The goal for all start-ups and their investors is to join the ranks of the spectacularly successful companies known as unicorns (the cutoff was assumed to be a valuation of over $1 billion, but with that becoming somewhat commonplace,  many will strive to be a decacorn, worth more than $10 billion).

Innovation and product development

Innovation and product development are the next steps in the process, where the startup attempts to refine its technology and business model to ensure product-market fit.

Design thinking is one popular approach to discovering customer pain points and figuring out how to solve them. It has its origins in the processes used to design physical products, and involves brainstorming (often using copious quantities of postit notes) and rapid prototyping.

Another is Lean Startup, a methodology created by Eric Ries that has its roots in Toyota’s lean production techniques and agile software development. Firms using Lean Startup create a minimum viable product (MVP) that is the first, simple version of a product that can be shown to a customer to get their reactions. Based on customer feedback, the firm will go through iterations of improving the MVP, again showing it to customers, and then refining it further.

If this process shows that things are not going in the right direction, the firm may then want to pivot to a different problem or market segment, or zoom in on a specific feature. Iterating and pivoting allow a startup  to fail fast, recognizing quickly that what it’s doing isn’t working and either adapting or, if necessary, throwing in the towel, either way getting a head start in moving on to something with a better chance of success rather than dragging out an approach that is not promising.


Once the start-up’s product or service is ready, it’s time to spread the word. A key metric to think about are the Total Addressable Market (TAM) (the revenue opportunity available, defined as the sum of revenues for all companies selling that product or service). Related to that is the Serviceable Addressable Market (SAM), which is the portion of the TAM a company intends to target, and the Serviceable Obtainable Market (SOM) which is the portion of the TAM a company realistically believes that it can capture.

Of course, the tendency is for companies to give high numbers for these targets, but there needs to be a strategy to get there and a way to monetize (make money). Many companies start with a freemium approach, which offers a basic service for free and then charges for additional features.  The hope is that the product or service will go viral (spread quickly by word of mouth). One technique startups use to attempt to achieve this is growth hacking, a modern version of guerilla marketing that is implemented on the web and uses evidence-based decision-making.

The endgame

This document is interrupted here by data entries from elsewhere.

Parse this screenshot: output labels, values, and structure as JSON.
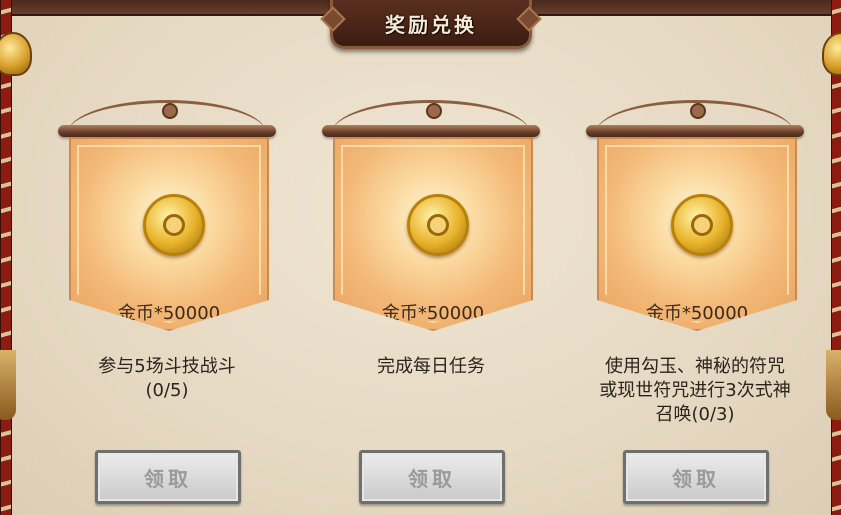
{
  "title": "奖励兑换",
  "cards": [
    {
      "reward": "金币*50000",
      "task_lines": [
        "参与5场斗技战斗",
        "(0/5)"
      ],
      "button": "领取"
    },
    {
      "reward": "金币*50000",
      "task_lines": [
        "完成每日任务"
      ],
      "button": "领取"
    },
    {
      "reward": "金币*50000",
      "task_lines": [
        "使用勾玉、神秘的符咒",
        "或现世符咒进行3次式神",
        "召唤(0/3)"
      ],
      "button": "领取"
    }
  ],
  "colors": {
    "title_plate": "#3b1d12",
    "banner": "#f3b978",
    "button_disabled": "#c9c9c9",
    "text": "#2b241c"
  },
  "icons": [
    "gold-coin-icon",
    "bell-icon"
  ]
}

If a start-up succeeds, it will experience exponential growth, characterized by a hockey stick shaped growth curve. It can look forward to additional investment rounds intended to propel the company to new heights and ultimately an initial public offering (IPO) or exiting through a big buyout offer from a larger firm. But if its burn rate (rate of using up cash) is too high it may only be able to get more cash through a down round (round of financing in which investors purchase stock from the company at a valuation lower than that of the previous round) that leads to excessive dilution for the founders (their share of the equity is reduced). If things go really badly, the company’s only option may be to accept an offer for an acqui-hire, in which a larger company acquires them just to get its hands on their team, or failing even that, liquidating the firm. If that happens, hopefully the founders will fail forward by learning from what went wrong and using the wisdom gained as the foundation for the next new venture.

Rochelle Kopp and Steven Ganz are co-authors of Valley Speak: Deciphering the Jargon of Silicon Valley, a new book dedicated to defining the startup ecosystem’s vocabulary in a way that is both rigorous and entertaining.

Rochelle Kopp and Steven Ganz